Rabbi Yehudah bar Sima said: [God] saw [Esau] destroying His Temple and remained silent... [because Esau] still deserves reward for honoring his parents [and must not yet be defeated] ... The Holy One, blessed be He, said: "I am paying [Esau his] dues." [Deuteronomy R. ] ...Command the heads of [all future] generations to treat [Esau] with respect. [Deuteronomy R. ]
This sure is a big reward for honoring your father and your mother!
On the one hand, one can almost understand Rome being given power and influence as a reward. But on the other hand, why should this reward include oppressing the Jews for seven centuries, destroying their Temple and stealing their land? These are two different things. Nowhere in Judaism does it say that part of your reward for anything will be to get away with murder. Nowhere does it say that in civil law either.
Sometimes, in hindsight, we can recognize that God’s plan requires us to suffer. Slavery in Egypt was a case in point. We didn’t do anything wrong to deserve it. God simply said to Abraham:
Know for certain that your offspring will be strangers in a strange land, and will be enslaved and afflicted for four hundred years. [Genesis ]
No reason was given.

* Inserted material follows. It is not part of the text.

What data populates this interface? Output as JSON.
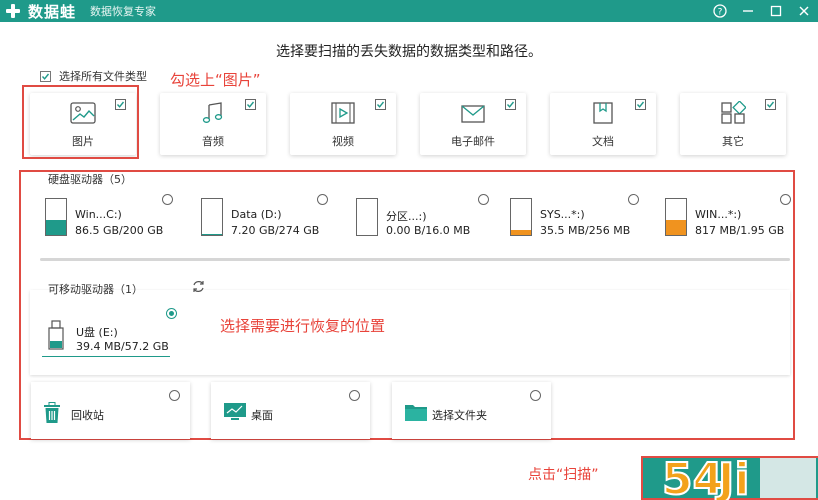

Evidently God thought slavery was necessary. But why? Many answers come to mind:
-First, for our protection. Jacob's clan in Israel was an easy target for neighbors. In Egypt, a superpower protected us, albeit to exploit us.
-Second, to build up our numbers in safety, to build up our identity and community spirit, to minimize contact with the idolatrous outside world, and to eliminate the possibility of intermarriage (Egyptians wouldn't want to marry slaves).
-Third, to allow God to show the whole world who was in charge, by performing flashy miracles when He freed the Jews.
-Finally, the gratitude felt upon liberation, coupled with the acquired slave mentality, made it easier for us to accept the Torah.
Furthermore, our tradition says that all the bad things that evil perpetrators inflict on us are punishment for our lack of observance, but it also says that that God does not choose who those perpetrators are. They choose themselves, of their own free will, and as a result for their bad choices they WILL be punished for their evil deeds. That being so, how can the Midrash say that God allowed the Romans to almost destroy Judaism as a reward for their ancestor Esau’s good behavior towards his father? There is a contradiction there.
It is all very difficult to understand. I don't. Do you?